Date: Prior to 1993
Is Pluto a terrestrial planet or a gas planet?
Here is some info, mostly from the McGraw-Hill Encyclopedia of
Science and Technology: Pluto's radius is approx. 715 mi (1150 km), so it is
smaller than our moon (whose radius is 1080 mi, or 1738 km); its moon Charon
has a radius of approx. 368 mi (593 km), so Pluto-Charon is the closest thing
we have in our solar system to a double planet. The surface temperature is
believed to be about 50 degrees K, or -370 degrees F. Though it is usually
the 9th planet in terms of distance from the sun, Pluto has actually been
closer to the Sun than Neptune since sometime in 1989 and will continue this

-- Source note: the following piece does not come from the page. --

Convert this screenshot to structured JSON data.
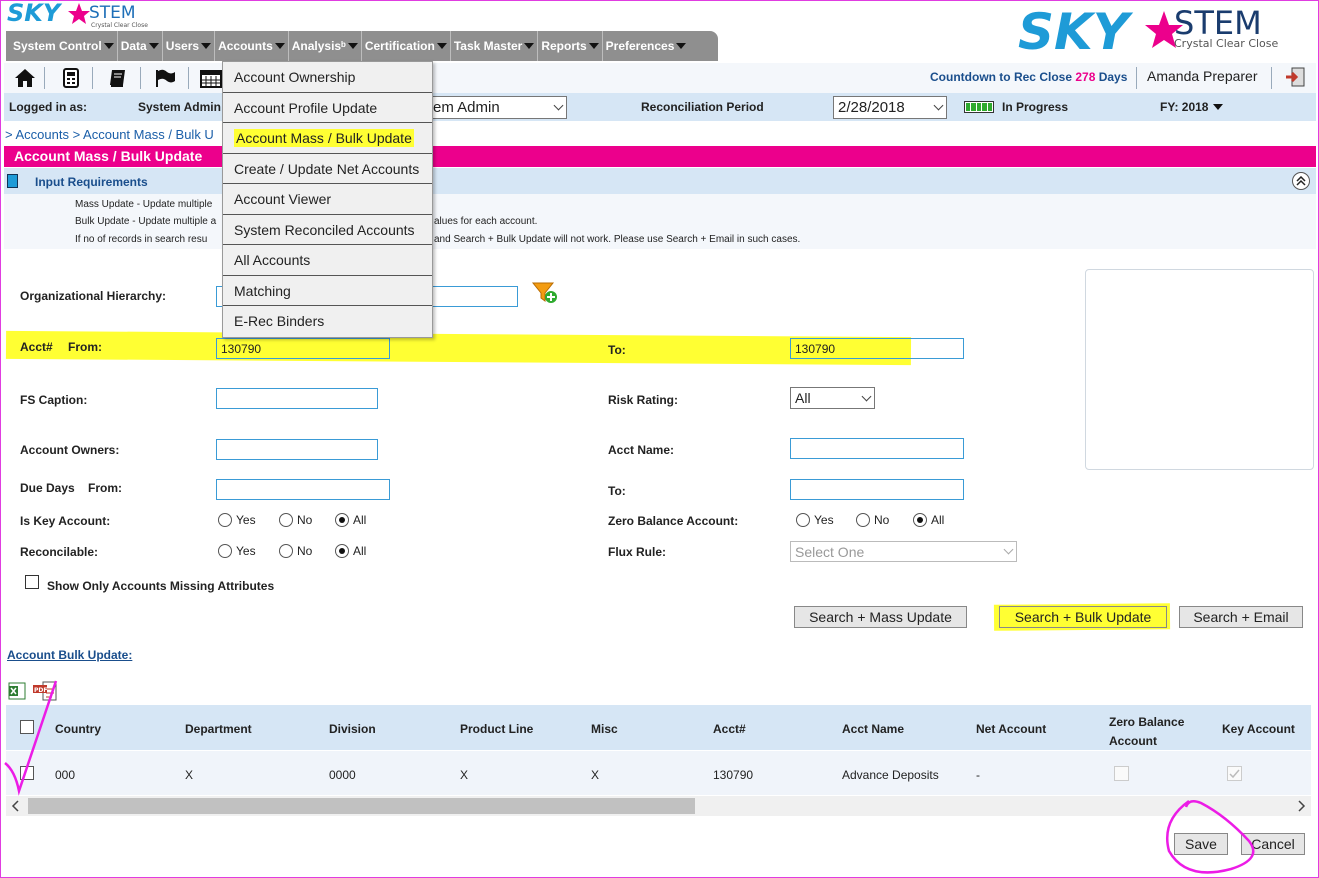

until sometime in 1999. This is because of its eccentric orbit: its minimum
and maximum distances from the sun are approx. 2.76 billion miles and 4.55
billion miles (4.43 billion km and 7.32 billion km) respectively. One Pluto
"day" equals 6.4 Earth days and a Pluto"year" equals about 248 Earth years.
According to the January issue of Sky and Telescope, Pluto's mass is about 1.3
x 10^25 gr or roughly 1/5 that of our moon, and Charon's mass is about 1/12 of
Pluto's mass. This impliesthat Pluto's average density is around 2 gr/cc,
which suggests that it is made up of about equal parts of ice and rock;
Charon, on the other hand, has an average density of only 1.2 - 1.3 gr/cc,
which suggests that it is mostly ice. If true, this makes it very unlikely
that Pluto and Charon formed together. There is much more info out there, in
encyclopedias and astronomy books. Do not be satisfied with the little bit
Pluto is a terrestrial planet. Only Jupiter, Saturn, Uranus, and
Neptune are gas planets.
Update - March 2011
As of 2011, Pluto has been listed as a dwaft planet. It is still terrestrial, however.
Click here to return to the Astronomy Archives
Update: June 2012